In Mexico, Pan de Muerto (Bread of the Dead) is a type of bread traditionally made to celebrate the Día de Muertos or Day of the Dead (Mexican holiday celebrated throughout the country on November 1 and 2) whose origin can be traced back to certain Pre-hispanic rituals condemned during the Spanish Conquest.
José Luis Curiel Monteagudo, in his book Azucarados Afanes, Dulces y Panes (Sugary Whims, Sweets, and Pastries), emphasizes that for Mexican people, the notion of eating the “dead” is such a pleasurable experience that it is considered the anthropophagy of bread and sugar.
“The phenomenon is assimilated with both respect and irony challenging Death, and mocking it while they eat it,” assures the food researcher.
Nowadays, there are about 920 versions of this ceremonial bread which varies from region to region in form, alluding to human beings, animals, flowers or even mystical beings, in ingredients, preparations, and recipes.
However, traditional pan de muerto is generally overflowed with anise and orange hints sprinkled with sugar or covered in sesame seeds.
Filled with clotted cream, whipped cream or even chocolate are decadent ways of enjoying pan de muerto, yet have you ever thought of macarons, ice-creams, bonbons or any other sweet delicacy of sorts inspired by our beloved pan de muerto?
Well, in Mexico City there are a few places where you can find the traditional pan de muerto with a twist!

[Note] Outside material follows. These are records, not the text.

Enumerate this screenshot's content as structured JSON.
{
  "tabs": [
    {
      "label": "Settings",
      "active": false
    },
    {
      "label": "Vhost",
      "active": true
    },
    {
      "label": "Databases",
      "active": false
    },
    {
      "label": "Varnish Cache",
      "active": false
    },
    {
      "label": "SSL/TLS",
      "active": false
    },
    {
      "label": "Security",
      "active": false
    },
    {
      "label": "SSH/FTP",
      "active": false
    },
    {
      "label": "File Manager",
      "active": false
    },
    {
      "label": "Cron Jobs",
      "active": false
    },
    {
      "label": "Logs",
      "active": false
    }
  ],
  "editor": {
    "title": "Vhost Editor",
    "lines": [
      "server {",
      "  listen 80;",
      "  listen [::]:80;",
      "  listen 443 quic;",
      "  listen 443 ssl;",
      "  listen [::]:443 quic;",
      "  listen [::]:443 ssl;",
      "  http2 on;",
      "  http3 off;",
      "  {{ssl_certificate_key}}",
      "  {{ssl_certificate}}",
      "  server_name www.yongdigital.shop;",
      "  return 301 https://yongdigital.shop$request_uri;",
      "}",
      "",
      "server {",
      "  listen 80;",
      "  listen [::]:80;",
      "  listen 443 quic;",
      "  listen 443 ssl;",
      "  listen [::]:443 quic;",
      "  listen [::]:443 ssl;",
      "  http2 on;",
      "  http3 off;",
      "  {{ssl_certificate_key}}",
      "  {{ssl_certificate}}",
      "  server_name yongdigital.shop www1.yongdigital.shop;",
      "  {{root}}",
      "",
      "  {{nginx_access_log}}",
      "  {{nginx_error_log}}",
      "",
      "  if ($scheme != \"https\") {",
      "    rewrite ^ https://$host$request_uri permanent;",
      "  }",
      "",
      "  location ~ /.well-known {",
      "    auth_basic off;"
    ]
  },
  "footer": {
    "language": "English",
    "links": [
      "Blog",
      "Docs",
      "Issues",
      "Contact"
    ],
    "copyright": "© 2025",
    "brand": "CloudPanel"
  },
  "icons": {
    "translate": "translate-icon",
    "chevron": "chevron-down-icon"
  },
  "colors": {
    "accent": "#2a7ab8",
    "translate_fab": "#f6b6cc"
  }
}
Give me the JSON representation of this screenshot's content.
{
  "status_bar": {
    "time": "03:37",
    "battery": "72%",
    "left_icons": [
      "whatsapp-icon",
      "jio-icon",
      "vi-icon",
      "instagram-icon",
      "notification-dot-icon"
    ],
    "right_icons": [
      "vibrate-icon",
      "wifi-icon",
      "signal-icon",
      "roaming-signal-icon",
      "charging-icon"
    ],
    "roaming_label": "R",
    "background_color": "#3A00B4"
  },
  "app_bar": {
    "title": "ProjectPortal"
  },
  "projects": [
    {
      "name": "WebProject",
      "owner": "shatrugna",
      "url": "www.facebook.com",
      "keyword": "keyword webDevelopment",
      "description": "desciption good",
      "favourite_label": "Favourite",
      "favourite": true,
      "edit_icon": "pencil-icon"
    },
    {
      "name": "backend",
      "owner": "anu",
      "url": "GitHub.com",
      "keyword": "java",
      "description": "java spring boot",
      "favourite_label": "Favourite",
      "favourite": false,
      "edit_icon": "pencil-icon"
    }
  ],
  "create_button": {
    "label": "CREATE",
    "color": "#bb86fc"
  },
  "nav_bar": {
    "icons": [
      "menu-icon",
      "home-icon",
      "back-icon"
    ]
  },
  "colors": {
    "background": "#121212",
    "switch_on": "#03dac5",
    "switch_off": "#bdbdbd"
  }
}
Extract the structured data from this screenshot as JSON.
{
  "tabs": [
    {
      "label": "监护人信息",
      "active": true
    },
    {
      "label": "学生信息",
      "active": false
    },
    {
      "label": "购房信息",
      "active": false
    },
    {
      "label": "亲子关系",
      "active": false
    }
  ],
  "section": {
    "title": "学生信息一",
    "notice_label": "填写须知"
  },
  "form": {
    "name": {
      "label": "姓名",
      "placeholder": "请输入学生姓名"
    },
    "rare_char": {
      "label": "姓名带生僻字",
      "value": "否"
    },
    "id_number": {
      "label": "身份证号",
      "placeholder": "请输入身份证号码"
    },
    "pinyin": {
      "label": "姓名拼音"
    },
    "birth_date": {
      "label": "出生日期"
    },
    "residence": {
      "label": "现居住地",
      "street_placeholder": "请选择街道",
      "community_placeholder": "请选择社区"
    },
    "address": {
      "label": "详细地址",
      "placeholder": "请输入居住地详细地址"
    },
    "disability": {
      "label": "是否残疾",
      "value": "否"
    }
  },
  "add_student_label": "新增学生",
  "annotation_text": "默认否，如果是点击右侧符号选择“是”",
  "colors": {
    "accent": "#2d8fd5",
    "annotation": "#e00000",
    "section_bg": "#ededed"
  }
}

Let’s start with pan de muerto bonbons!
Though available all year long in Que Bo!, an artisanal Mexican chocolate shop owned by renowned Mexican chef José Ramón Castillo, pan de muerto bonbons are festooned in colorful skulls for this season.